Based on classified and recently declassified government documents--including Nixon's national security files--as well as on extensive interviews and surveys of press war coverage, "Reporting Vietnam" tells how government and media first shared a common vision of American involvement in Vietnam. It then reveals how, as the war dragged on, upbeat government press releases were consistently challenged by journalists' reports from the field and finally how, as public sentiment shifted against the war, Presidents Johnson and Nixon each tried to manage the news media, sparking a heated exchange of recriminations. Hammond strongly challenges the assertions of many military leaders that the media lost the war by swaying public opinion. He takes readers through the twists and turns of official public affairs policy as it tries to respond to a worsening domestic political environment and recurring adverse "media episodes." Along the way, he makes important observations about the penchant of American officials for placing appearance ahead of substance and about policy making in general.?
Editors Note 1
An abridgement and updating of Hammond's massive two-volume work, "Reporting Vietnam" is based on classified and recently declassified documents--including Nixon's national security files--as well as extensive interviews and surveys of press war coverage. In this book, Hammond strongly challenges the assertions of many military leaders that the media lost the war by swaying public opinion. 60 photos.

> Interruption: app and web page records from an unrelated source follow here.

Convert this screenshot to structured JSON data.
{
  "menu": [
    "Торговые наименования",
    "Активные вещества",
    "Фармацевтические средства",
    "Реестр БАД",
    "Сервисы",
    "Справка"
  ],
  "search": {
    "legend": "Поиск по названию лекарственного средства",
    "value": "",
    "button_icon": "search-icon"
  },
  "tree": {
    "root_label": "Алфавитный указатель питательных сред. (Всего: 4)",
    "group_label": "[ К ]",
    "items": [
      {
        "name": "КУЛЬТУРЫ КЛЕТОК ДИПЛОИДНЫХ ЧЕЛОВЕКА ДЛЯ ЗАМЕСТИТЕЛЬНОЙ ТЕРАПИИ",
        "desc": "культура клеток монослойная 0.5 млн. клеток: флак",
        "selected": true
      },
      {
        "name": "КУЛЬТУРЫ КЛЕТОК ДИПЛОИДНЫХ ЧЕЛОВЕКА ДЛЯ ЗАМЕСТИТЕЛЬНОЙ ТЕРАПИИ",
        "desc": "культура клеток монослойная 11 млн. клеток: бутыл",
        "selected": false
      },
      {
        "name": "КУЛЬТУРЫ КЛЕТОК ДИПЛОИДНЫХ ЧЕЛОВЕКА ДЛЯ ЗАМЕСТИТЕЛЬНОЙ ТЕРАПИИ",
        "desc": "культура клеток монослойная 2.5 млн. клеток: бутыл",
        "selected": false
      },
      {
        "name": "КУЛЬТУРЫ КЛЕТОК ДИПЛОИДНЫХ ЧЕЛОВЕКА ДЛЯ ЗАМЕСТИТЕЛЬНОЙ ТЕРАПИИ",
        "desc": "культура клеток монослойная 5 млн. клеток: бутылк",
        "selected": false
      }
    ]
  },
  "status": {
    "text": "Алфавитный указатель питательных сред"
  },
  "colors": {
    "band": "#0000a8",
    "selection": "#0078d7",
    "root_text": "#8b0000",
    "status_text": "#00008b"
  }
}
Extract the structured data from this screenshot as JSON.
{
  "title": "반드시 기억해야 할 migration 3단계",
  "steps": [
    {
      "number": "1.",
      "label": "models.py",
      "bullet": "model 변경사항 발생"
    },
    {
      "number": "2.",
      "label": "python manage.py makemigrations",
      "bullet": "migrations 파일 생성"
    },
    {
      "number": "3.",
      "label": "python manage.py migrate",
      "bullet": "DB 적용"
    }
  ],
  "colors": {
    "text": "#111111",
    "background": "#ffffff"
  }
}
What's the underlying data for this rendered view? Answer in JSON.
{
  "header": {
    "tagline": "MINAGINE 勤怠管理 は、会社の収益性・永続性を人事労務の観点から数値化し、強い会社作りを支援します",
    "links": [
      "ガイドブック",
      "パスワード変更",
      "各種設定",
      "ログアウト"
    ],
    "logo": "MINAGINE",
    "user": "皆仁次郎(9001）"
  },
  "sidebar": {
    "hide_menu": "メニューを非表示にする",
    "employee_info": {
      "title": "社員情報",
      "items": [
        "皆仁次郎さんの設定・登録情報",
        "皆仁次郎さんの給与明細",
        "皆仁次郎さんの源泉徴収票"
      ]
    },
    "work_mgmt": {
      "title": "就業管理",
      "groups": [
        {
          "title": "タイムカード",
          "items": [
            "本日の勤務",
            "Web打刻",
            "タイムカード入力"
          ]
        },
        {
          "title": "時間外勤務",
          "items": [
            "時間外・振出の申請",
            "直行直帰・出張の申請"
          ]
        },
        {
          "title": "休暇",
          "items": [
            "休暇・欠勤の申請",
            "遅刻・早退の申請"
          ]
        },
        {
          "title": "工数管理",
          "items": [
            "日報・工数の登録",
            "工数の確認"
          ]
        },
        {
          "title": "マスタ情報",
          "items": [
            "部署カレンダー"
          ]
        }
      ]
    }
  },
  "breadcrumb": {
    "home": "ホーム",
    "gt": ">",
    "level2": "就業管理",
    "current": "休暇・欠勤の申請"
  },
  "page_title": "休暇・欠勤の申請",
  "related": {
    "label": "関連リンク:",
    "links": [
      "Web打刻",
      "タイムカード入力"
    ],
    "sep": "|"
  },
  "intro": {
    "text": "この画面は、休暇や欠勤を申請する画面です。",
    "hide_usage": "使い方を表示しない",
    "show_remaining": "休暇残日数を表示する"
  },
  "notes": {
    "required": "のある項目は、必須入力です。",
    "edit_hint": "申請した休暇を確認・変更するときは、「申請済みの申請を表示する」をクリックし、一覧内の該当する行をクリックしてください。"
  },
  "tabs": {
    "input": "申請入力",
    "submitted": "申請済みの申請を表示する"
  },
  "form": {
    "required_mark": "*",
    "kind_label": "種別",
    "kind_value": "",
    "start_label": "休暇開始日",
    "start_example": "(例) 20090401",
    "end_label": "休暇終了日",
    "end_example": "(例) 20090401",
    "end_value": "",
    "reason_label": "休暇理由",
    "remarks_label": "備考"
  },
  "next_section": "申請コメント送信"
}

Editors Note 2
A description of official efforts to manage the U.S. government's relations with the news media during the Vietnam War. Condensing material from his earlier work Public Affairs: The Military and the Media, the author argues that a mood of cooperation prevailed at the beginnings of the conflict, but the contradictions created by Lyndon Johnson and Richard Nixon slowly turned the two sides against each other. Annotation c. by Book News, Inc., Portland, Or.